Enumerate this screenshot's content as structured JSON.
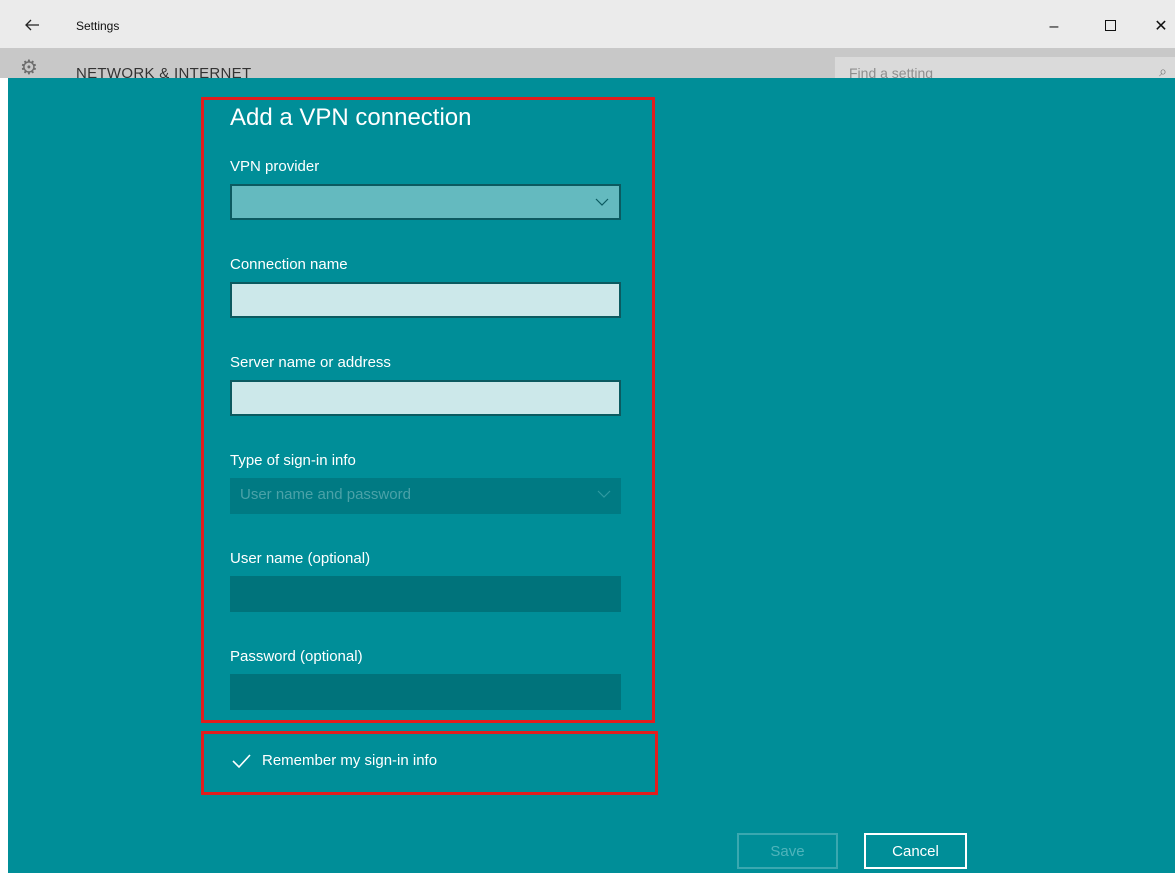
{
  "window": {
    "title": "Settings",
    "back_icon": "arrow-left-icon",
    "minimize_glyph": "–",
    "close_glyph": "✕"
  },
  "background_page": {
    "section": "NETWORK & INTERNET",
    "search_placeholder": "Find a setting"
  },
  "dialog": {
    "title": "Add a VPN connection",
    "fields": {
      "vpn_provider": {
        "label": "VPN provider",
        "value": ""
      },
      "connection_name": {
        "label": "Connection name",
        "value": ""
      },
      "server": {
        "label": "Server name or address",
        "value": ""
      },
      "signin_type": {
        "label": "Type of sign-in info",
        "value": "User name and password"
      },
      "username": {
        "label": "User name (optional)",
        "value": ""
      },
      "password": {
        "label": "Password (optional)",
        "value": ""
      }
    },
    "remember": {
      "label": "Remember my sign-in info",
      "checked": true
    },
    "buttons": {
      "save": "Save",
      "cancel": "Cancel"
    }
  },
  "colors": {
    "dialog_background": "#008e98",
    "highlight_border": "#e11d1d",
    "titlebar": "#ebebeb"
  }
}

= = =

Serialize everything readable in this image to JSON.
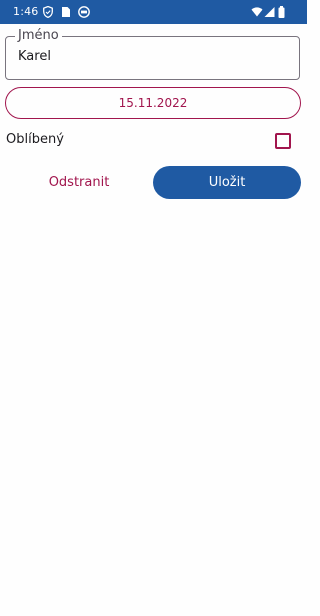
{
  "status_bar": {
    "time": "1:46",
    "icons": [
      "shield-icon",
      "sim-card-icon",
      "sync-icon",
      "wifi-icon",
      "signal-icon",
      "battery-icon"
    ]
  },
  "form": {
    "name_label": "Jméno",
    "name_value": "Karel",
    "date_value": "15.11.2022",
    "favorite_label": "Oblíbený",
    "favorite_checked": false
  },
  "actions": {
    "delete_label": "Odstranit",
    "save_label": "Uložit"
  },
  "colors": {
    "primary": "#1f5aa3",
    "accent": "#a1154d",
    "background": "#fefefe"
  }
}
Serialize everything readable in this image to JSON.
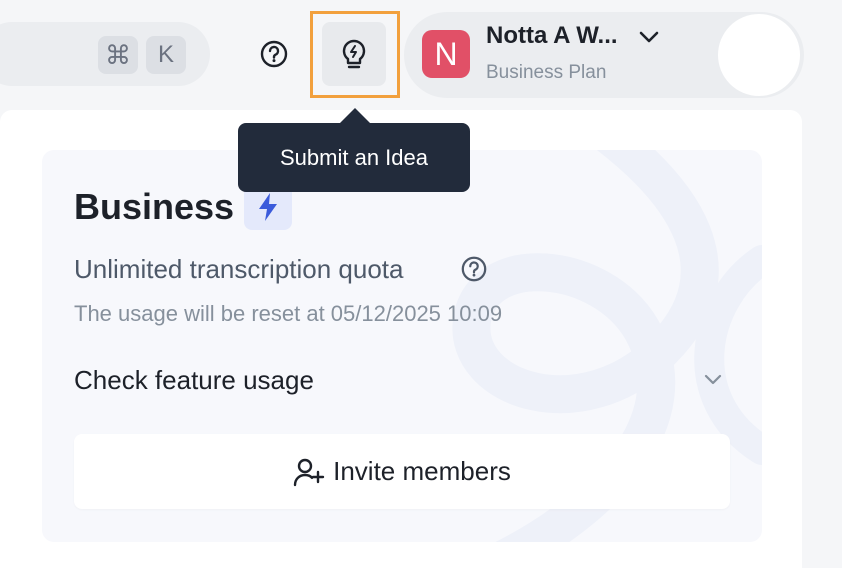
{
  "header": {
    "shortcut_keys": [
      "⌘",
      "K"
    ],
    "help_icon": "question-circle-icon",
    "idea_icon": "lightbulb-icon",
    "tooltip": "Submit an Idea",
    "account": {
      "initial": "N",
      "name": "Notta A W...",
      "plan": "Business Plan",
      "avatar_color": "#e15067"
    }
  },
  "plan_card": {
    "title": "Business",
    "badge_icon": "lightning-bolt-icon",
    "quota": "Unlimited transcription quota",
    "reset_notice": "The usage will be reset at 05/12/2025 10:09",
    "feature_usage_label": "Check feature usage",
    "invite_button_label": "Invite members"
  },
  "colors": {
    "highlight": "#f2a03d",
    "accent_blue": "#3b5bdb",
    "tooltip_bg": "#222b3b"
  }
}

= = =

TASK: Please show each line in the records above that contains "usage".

TASK RESPONSE:
    "reset_notice": "The usage will be reset at 05/12/2025 10:09",
    "feature_usage_label": "Check feature usage",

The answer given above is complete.